On one hand, there were more hunters back then. On the other, anyone born after 1972 is now required to complete a hunter education class before buying a hunting license.

“That’s the common denominator. Since 1983, when it became mandatory; we have seen a significant decrease in hunting incidents,” agrees Wisecup.

A new round of hunter ed classes is underway now in communities across Iowa ahead of spring turkey season. More pop up ahead of the late fall openers for deer and pheasant season. There were 355 offered in 2012. Those classes are taught by more than 1,200 volunteer instructors, all giving up weekends or weeknights to cover the 10 hours of instruction. And more are needed.

Case in point?

A 40-seat early April class in Johnson County filled up in just days…even when 10 more spots were added.

“There’s still a big demand. We have enough volunteers for the four classes we do each year,” assesses instructor Doug Thompson of Solon. “The big problem is that our team runs out of weekends where we can all be there. We sometimes set classes four months out, to make sure.”

That annual report carries a grim reminder about the growing popularity in bowhunting. Tree stand falls resulted in two deaths in 2012. There were three injuries, as well. As with firearm incidents…a couple common causes can be traced.

“Not properly wearing a tree stand harness or a harness at all,” reports Wisecup, recommending a built in suspension release system; for hunters who fall but remain suspended for long periods.

She stresses as well, maintaining three points of contact with your ladder or steps as you ascend or come down; and taking care as you haul a bow or other essentials to and from the stand.

“In the last five or six years, we’ve had our archery instructor stress climbing safety, wearing the harness properly.

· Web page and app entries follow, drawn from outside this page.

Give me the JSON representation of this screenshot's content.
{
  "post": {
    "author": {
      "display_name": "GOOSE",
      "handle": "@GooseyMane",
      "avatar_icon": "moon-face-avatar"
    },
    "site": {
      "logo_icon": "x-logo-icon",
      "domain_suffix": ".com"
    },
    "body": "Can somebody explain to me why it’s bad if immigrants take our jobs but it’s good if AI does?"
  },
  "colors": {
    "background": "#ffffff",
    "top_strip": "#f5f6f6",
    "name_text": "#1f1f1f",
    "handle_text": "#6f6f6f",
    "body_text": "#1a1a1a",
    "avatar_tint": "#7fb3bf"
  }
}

We’ve had harnesses in class for instruction. There’s been a big push,” says Thompson.

With the longer season bowhunting provides, more archery in school phys-ed offerings; even the push attributed to the popularity of ‘The Hunger Games’ book and movie; archery is growing. That’s why safety instructors want to stay ahead of the curve.

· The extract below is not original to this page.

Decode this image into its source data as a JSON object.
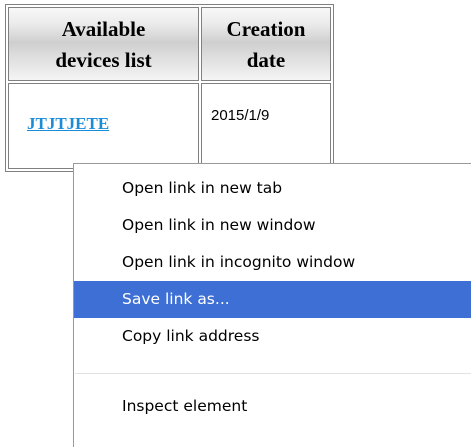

More instructors would always be good, too. That involves a full day workshop; refresher courses each year and, of course, an interest in hunting, safety and interest in working with the (mostly) younger make up of hunter ed attendees. Information is available from the DNR website (www.iowadnr.gov) or local conservation officers.